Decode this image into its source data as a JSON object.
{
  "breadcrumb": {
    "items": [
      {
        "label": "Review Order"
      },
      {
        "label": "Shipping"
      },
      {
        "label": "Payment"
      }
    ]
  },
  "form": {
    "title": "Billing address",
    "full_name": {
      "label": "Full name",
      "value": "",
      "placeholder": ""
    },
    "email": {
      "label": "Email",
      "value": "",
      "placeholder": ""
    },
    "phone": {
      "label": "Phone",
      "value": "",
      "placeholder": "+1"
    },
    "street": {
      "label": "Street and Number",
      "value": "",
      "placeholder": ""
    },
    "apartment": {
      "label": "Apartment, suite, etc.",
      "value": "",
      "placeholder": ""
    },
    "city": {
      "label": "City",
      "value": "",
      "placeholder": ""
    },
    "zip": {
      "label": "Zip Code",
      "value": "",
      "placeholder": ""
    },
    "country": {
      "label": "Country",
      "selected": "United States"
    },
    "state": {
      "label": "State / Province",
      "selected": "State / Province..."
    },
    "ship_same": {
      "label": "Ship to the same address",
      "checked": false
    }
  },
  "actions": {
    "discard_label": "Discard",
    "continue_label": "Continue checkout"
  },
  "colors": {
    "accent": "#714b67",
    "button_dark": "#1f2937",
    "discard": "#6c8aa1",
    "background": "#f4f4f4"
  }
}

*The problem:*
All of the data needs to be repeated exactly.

*Expected output:*
Decode this image into its source data as a JSON object.
{
  "breadcrumb": {
    "items": [
      {
        "label": "Review Order"
      },
      {
        "label": "Shipping"
      },
      {
        "label": "Payment"
      }
    ]
  },
  "form": {
    "title": "Billing address",
    "full_name": {
      "label": "Full name",
      "value": "",
      "placeholder": ""
    },
    "email": {
      "label": "Email",
      "value": "",
      "placeholder": ""
    },
    "phone": {
      "label": "Phone",
      "value": "",
      "placeholder": "+1"
    },
    "street": {
      "label": "Street and Number",
      "value": "",
      "placeholder": ""
    },
    "apartment": {
      "label": "Apartment, suite, etc.",
      "value": "",
      "placeholder": ""
    },
    "city": {
      "label": "City",
      "value": "",
      "placeholder": ""
    },
    "zip": {
      "label": "Zip Code",
      "value": "",
      "placeholder": ""
    },
    "country": {
      "label": "Country",
      "selected": "United States"
    },
    "state": {
      "label": "State / Province",
      "selected": "State / Province..."
    },
    "ship_same": {
      "label": "Ship to the same address",
      "checked": false
    }
  },
  "actions": {
    "discard_label": "Discard",
    "continue_label": "Continue checkout"
  },
  "colors": {
    "accent": "#714b67",
    "button_dark": "#1f2937",
    "discard": "#6c8aa1",
    "background": "#f4f4f4"
  }
}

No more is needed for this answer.